# Pär Kurlberg

I am a professor at the department of mathematics at KTH. My main research interest is Number Theory related to Quantum Chaos. Abridged CV.

## Distinctions

- Royal Swedish Academy of Sciences, Member, 2023-.
- Gårding prize, 2021.
- Göran Gustafsson Prize, 2010.
- Royal Swedish Academy of Sciences Research Fellowship, 2004-2009.
- Edlund Prize, 2008.
- "Feather in the hat" teaching award, Spring 2007.
- Göran Gustafsson junior research award, 2005.
- Wallenberg Prize, 2002.

## Research

## Teaching

SF1633 (SF1633 ht19) Old courses. Articles on teaching.

### Why study math?

- You can do some deep stuff.
- According to the Economist, TAKING more maths in school can make you richer. In swedish: Matematikstudier ger 30 procent högre lön.
- Fighting nazis (another way, in swedish.)
- To stay upwind. Paul Graham also has some interesting essays on startups.
- Get rich: First way. Second way.
- No pain, no gain: "The fact is, if you are thinking about a PhD program
in
*economics*, you are advised to take math courses until it hurts." - Gian-Carlo Rota's Lesson 10: Alumni who return to visit [MIT] invariably complain of not having taken enough math courses while they were undergraduates
- Since it is unreasonably effective.
- Apparently it's the best job there is!
A secret weapon, The Maths of life and death.

"Maths is the language of science. It crops up everywhere from physics to engineering and chemistry – aiding us in understanding the origins of the universe and building bridges that won’t collapse in the wind. Perhaps a little more surprisingly, maths is also increasingly integral to biology."

## Seminars/Workshops/Conferences

- Institut Mittag-Leffler semester on Number Theory (spring 2024)
- Number Theory Session, 29 NCM, Aalborg, 2023
- Number Theory Session, 28 NCM, Aalto, 2022
- Institut Mittag-Leffler semester on Number Theory (spring 2021)
- KTH/SU number theory mailing list
- KTH/SU Number theory seminar
- KTH analysis seminar
- Number theory session at the 17th Nordic Congress (Stockholm, March 17-19, 2016)
- Number theory miniworkshop (Sep 21, 2010).
- Dynamical systems, Number theory, Analysis (DNA)
- DNA-L ("L" is for "light" or "learning".)
- KTH/SU Mathematics Colloquium
- Finnish-Swedish Number Theory Conference (May 26-28, 2010).
- CIAM/DNA mini-workshop on Computational Number Theory (May 15, 2008)
- Exponential sum working group (Spring 2007)
- DNA Workshop (April 14, 2005)

## Contact information

Office: room 3627, Mathematics, KTH Email: My last name at math.kth.se. (Spam problems.) Phone: +46 (0)8 790 6582 Fax: +46 (0)8 723 1788 Mailing address: Par Kurlberg Department of Mathematics KTH SE-10044, Stockholm Sweden

## Misc computer notes

Information about the department compute servers.

How to get a list of students in your course (with email + pnr etc), and how to get names + pnr for "all" students that took an exam.

Hint and tips for KTH room booking via exchange.

Latex template for KTH math letters.

Some other KTH computer notes.

## Some links

## Quotes

- During the Jurassic Age the Old Ones met fresh adversity in the form of facts.
- In 1976, still back in the USSR, I got a very serious case of food poisoning from eating raw fish.

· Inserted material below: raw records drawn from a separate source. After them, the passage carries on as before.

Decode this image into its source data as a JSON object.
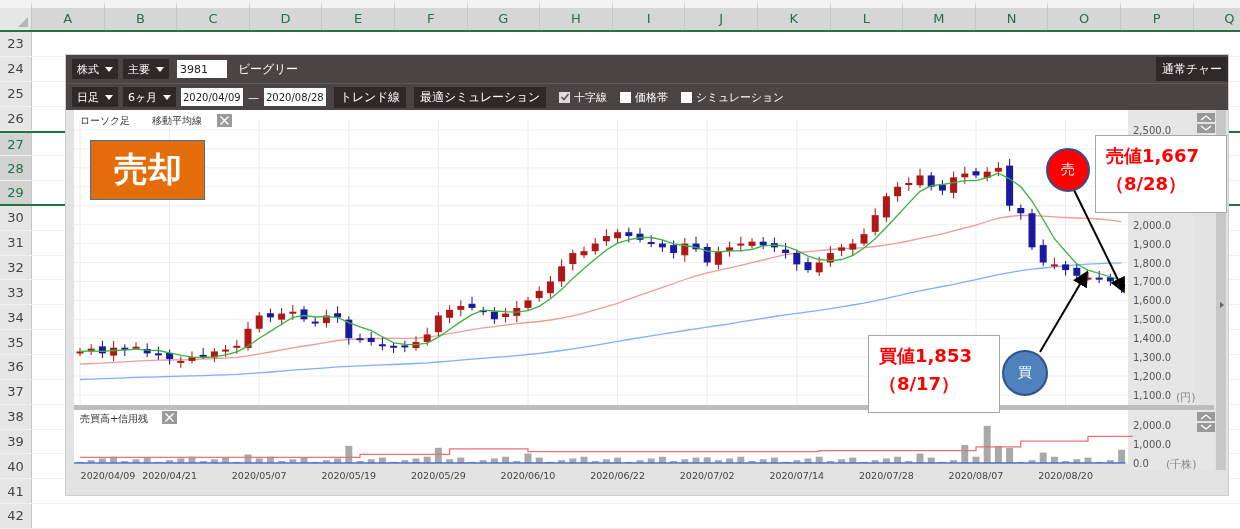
{
  "sheet": {
    "columns": [
      "A",
      "B",
      "C",
      "D",
      "E",
      "F",
      "G",
      "H",
      "I",
      "J",
      "K",
      "L",
      "M",
      "N",
      "O",
      "P",
      "Q"
    ],
    "rows": [
      {
        "label": "23",
        "selected": false
      },
      {
        "label": "24",
        "selected": false
      },
      {
        "label": "25",
        "selected": false
      },
      {
        "label": "26",
        "selected": false
      },
      {
        "label": "27",
        "selected": true
      },
      {
        "label": "28",
        "selected": true
      },
      {
        "label": "29",
        "selected": true
      },
      {
        "label": "30",
        "selected": false
      },
      {
        "label": "31",
        "selected": false
      },
      {
        "label": "32",
        "selected": false
      },
      {
        "label": "33",
        "selected": false
      },
      {
        "label": "34",
        "selected": false
      },
      {
        "label": "35",
        "selected": false
      },
      {
        "label": "36",
        "selected": false
      },
      {
        "label": "37",
        "selected": false
      },
      {
        "label": "38",
        "selected": false
      },
      {
        "label": "39",
        "selected": false
      },
      {
        "label": "40",
        "selected": false
      },
      {
        "label": "41",
        "selected": false
      },
      {
        "label": "42",
        "selected": false
      }
    ]
  },
  "app": {
    "toolbar_1": {
      "market_dropdown": "株式",
      "info_dropdown": "主要",
      "code_field": "3981",
      "company_name": "ビーグリー",
      "chart_mode_button": "通常チャー"
    },
    "toolbar_2": {
      "period_dropdown": "日足",
      "range_dropdown": "6ヶ月",
      "start_date": "2020/04/09",
      "date_separator": "—",
      "end_date": "2020/08/28",
      "buttons": [
        "トレンド線",
        "最適シミュレーション"
      ],
      "options": [
        {
          "label": "十字線",
          "checked": true
        },
        {
          "label": "価格帯",
          "checked": false
        },
        {
          "label": "シミュレーション",
          "checked": false
        }
      ]
    },
    "price_chart": {
      "legend": [
        "ローソク足",
        "移動平均線"
      ],
      "y_axis_labels": [
        "2,500.0",
        "2,000.0",
        "1,900.0",
        "1,800.0",
        "1,700.0",
        "1,600.0",
        "1,500.0",
        "1,400.0",
        "1,300.0",
        "1,200.0",
        "1,100.0"
      ],
      "unit": "(円)"
    },
    "volume_chart": {
      "legend": "売買高+信用残",
      "y_axis_labels": [
        "2,000.0",
        "1,000.0",
        "0.0"
      ],
      "unit": "(千株)"
    },
    "x_axis_labels": [
      "2020/04/09",
      "2020/04/21",
      "2020/05/07",
      "2020/05/19",
      "2020/05/29",
      "2020/06/10",
      "2020/06/22",
      "2020/07/02",
      "2020/07/14",
      "2020/07/28",
      "2020/08/07",
      "2020/08/20"
    ]
  },
  "annotations": {
    "title_label": "売却",
    "sell_marker": "売",
    "sell_callout": [
      "売値1,667",
      "（8/28）"
    ],
    "buy_marker": "買",
    "buy_callout": [
      "買値1,853",
      "（8/17）"
    ]
  }
}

While in the hospital, in the state of delirium, I suddenly realized that the ability to add numbers in parallel depends on the fact that addition is associative. (So, putting it simply, STL is the result of a bacterial infection.) In other words, I realized that a parallel reduction algorithm is associated with a semigroup structure type.
- In short, the mathematics of self-organizing lists suggests something radical: the big pile of papers on your desk, far from being a guilt-inducing fester of chaos, is actually one of the most well-designed and efficient structures available. What might appear to others to be an unorganized mess is, in fact, a self-organizing mess. Tossing things back on the top of the pile is the very best you can do, shy of knowing the future. You don’t need to organize that unsorted pile of paper. You already have.
- In the days when Sussman was a novice, Minsky once came to him as he sat hacking at the PDP-6. "What are you doing?", asked Minsky. "I am training a randomly wired neural net to play Tic-tac-toe", Sussman replied. "Why is the net wired randomly?", asked Minsky. "I do not want it to have any preconceptions of how to play", Sussman said. Minsky then shut his eyes. "Why do you close your eyes?" Sussman asked his teacher. "So that the room will be empty." At that moment, Sussman was enlightened.